Since I’ve been doing a lot of readings lately, I’ve been thinking about the Poetry Reading as an antidote to the Internet. I’ve always felt ambivalent about the way that social networking sites and the Internet are used to publicize the private and to promote the self. I realize I’m in a tight spot here, as this blog entry itself is on the Internet, and may be seen by some as a means of self-promotion. I’d like to think of it, however, as an excuse to look critically at how we conduct ourselves in the world as writers and as human beings, and what role the Poetry Reading plays in all of this messiness about the public and the private.
Growing up Motown—a special section on Motown explores how artists such as Stevie Wonder and Michael Jackson grew up within Motown Records, and how the company itself emerged in Detroit to become one of the most distinctive cultural industries of the twentieth century.

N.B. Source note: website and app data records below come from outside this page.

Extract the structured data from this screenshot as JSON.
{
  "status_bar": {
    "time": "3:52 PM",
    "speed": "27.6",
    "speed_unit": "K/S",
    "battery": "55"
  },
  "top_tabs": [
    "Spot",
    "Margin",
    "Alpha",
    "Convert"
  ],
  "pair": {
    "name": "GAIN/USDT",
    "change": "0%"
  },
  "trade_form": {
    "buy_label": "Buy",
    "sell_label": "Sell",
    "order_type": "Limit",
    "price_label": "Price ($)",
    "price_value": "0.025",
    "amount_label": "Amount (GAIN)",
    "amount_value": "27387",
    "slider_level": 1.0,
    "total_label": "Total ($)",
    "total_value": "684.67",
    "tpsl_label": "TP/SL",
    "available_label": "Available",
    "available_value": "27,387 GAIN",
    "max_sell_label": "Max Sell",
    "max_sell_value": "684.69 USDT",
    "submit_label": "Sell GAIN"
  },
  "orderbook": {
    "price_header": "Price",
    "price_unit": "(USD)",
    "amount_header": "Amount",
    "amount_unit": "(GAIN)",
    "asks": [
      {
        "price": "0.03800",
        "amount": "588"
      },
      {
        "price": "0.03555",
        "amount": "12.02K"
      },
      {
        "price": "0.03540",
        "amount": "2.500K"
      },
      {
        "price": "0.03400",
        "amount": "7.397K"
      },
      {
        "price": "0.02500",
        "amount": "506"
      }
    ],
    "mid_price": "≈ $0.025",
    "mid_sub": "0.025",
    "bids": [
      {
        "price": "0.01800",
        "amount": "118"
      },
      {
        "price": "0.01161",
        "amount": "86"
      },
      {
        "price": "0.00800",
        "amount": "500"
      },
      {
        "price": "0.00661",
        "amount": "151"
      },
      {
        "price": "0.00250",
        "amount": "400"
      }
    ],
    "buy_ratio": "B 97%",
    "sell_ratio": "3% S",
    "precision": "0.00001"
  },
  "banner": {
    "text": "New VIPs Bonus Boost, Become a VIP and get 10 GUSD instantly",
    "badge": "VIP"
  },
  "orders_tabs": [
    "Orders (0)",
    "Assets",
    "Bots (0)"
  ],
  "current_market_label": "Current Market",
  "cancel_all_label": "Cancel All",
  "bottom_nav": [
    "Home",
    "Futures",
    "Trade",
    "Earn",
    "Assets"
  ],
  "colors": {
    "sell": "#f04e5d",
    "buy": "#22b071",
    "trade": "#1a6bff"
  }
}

In the conclusion of my book Dancing in the Street: Motown and the Cultural Politics of Detroit, I described the fanfare that surrounded the fortieth anniversary of Motown Records, which included a commemorative compact disc boxed set, an ABCTV documentary miniseries, and a special Motown halftime show at the Super Bowl. The show culminated with Martha Reeves singing her signature song, “Dancing in the Street.” As I noted, “[b]y the time the song reached one of its most famous lines, ‘Can’t forget the Motor City,’ nothing seemed more forgotten than Detroit, Michigan, Motown’s birthplace.”
The poems “War” and “Ruins” are from Adonis’s latest book, Warraq Yabi‘u Kuttub al-Nujum (Printer of the Planets’ Books). Largely composed of leisurely prose meditations interspersed with lyrical flashes, the book draws on the poet’s memories, especially his childhood in Qassabin, Syria. Adonis adroitly recaptures a child’s sense of wonder, as well as a child’s anguish and fears. The books seems also a tribute to the villagers of Qassabin, to a dignity that seems to emerge from a naturally philosophical outlook and a practical resourcefulness that compliment each other. Tender and poised, the poems never veer into nostalgia or sentimentality. Perhaps the counterweight to Qassabin are the poems from a sequence titled “Dictionary” including the two poems presented here, where the dictionary serves as a context for the poet’s memories and provides a premonition of future violence and destruction.
(photo by Shadi Enbashi | juxtapoza.com)
While I loathe the frantic search for expensive gifts in shopping malls resounding with irritating music, and while I sigh with relief when the decorations are finally taken down and the last desiccated Christmas-tree needles are hoovered up, I do not agree with Ebeneezer Scrooge that “Every idiot who goes about with Merry Christmas on his lips should be boiled with his own pudding and buried with a stake of holly through his heart.” I love Christmas with the same awe and wholehearted sense of ritual participation that I have felt since childhood.